    Bale, N.J.; Hennekam, R.; Hopmans, E.C.; Dorhout, D.; Reichart, G.-J.; Van der Meer, M.T.J.; Villareal, T.A.; Sinninghe Damsté, J.S; Schouten, S. (2019). Biomarker evidence for nitrogen-fixing cyanobacterial blooms in a brackish surface layer in the Nile River plume during sapropel deposition. Geology (Boulder Colo.) 47(11): 1088-1092.
    Dirksen, J.P.; Hennekam, R.; Geerken, E.; Reichart, G.-J. (2019). A novel approach using time-depth distortions to assess multicentennial variability in deep-sea oxygen deficiency in the Eastern Mediterranean Sea during sapropel S5. Paleoceanography and Paleoclimatology 34(5): 774-786.
    Hennekam, R.; Sweere, T.; Tjallingii, R.; de Lange, G.J.; Reichart, G.-J. (2019). Trace metal analysis of sediment cores using a novel X-ray fluorescence core scanning method. Quaternary International 514: 55-67.
    Mojtahid, M.; Hennekam, R.; de Nooijer, L.J.; Reichart, G.-J.; Jorissen, F.; Boer, W.; Le Houedec, S.; de Lange, G.J. (2019). Evaluation and application of foraminiferal element/calcium ratios: Assessing riverine fluxes and environmental conditions during sapropel S1 in the Southeastern Mediterranean. Mar. Micropaleontol. 153: 101783.
  • 2018
    Hennekam, R.; Zinke, J.; van Sebille, E.; ten Have, M.; Brummer, G.-J. A.; Reichart, G.-J. (2018). Cocos (Keeling) corals reveal 200 years of multidecadal modulation of southeast Indian Ocean hydrology by Indonesian throughflow.
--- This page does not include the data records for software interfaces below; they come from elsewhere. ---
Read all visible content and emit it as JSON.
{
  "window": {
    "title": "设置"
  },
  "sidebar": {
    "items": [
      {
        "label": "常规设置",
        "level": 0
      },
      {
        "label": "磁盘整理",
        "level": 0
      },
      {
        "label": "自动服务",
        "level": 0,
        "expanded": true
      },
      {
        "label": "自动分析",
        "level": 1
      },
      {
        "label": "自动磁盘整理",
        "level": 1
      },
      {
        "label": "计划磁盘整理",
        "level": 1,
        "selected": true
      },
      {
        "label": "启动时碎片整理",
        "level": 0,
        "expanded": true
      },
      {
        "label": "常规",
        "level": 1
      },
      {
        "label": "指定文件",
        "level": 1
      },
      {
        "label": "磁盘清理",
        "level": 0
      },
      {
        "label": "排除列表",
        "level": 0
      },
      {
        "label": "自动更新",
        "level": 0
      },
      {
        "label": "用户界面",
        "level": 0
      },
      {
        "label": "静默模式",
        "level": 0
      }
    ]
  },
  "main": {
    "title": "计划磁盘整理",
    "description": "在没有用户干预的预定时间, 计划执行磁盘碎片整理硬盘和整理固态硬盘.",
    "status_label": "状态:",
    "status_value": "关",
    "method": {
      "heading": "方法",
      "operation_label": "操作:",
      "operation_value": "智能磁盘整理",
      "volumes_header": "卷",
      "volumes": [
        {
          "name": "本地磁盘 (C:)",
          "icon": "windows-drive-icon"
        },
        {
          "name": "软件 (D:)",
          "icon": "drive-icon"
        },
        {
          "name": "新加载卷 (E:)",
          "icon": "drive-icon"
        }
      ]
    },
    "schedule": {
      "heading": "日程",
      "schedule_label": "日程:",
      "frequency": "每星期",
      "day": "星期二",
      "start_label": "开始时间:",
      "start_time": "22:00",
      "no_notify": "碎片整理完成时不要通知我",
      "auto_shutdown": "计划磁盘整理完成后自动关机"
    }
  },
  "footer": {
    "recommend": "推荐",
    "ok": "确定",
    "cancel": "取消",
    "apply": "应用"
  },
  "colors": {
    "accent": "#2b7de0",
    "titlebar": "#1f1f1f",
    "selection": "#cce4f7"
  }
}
Paleoceanography and Paleoclimatology 33: 48-60.
    Zwiep, K.L.; Hennekam, R.; Donders, T.H.; van Helmond, N.A.G.M.; de Lange, G.J.; Sangiorgi, F. (2018). Marine productivity, water column processes and seafloor anoxia in relation to Nile discharge during sapropels S1 and S3. Quat. Sci. Rev. 200: 178-190.
  • 2017
    Korte, L.F.; Brummer, G.-J. A.; van der Does, M.; Guerreiro, C.V.; Hennekam, R.; van Hateren, J.A.; Jong, D.; Munday, C.I.; Schouten, S.; Stuut, J-B W. (2017). Downward particle fluxes of biogenic matter and Saharan dust across the equatorial North Atlantic. Atmos. Chem. Phys. 17(9): 6023-6040.
    Rohling, E.J.; Hibbert, F.D.; Williams, F.H.; Grant, K.M.; Marino, G.; Foster, G.L.; Hennekam, R.; de Lange, G.J.; Roberts, A.P.; Yu, J.; Webster, J.M.; Yokoyama, Y. (2017). Differences between the last two glacial maxima and implications for ice-sheet, δ18O, and sea-level reconstructions. Quat. Sci. Rev. 176: 1-28.

Linked projects

UUNIOZ_The origin and diversification of eukaryotic metabolisms
Anja Spang
Utrecht University
Project duration
1 Jan 2021 - 31 Dec 2025
UUNIOZ_Harmful Algal Blooms
Laura Villanueva
Utrecht University
Project duration
1 Jan 2021 - 31 Dec 2025
NoSE_North Sea Atlantic Exchange
Matthew Humphreys
Netherlands Organization for Scientific Research
Project duration
1 Oct 2022 - 31 Dec 2027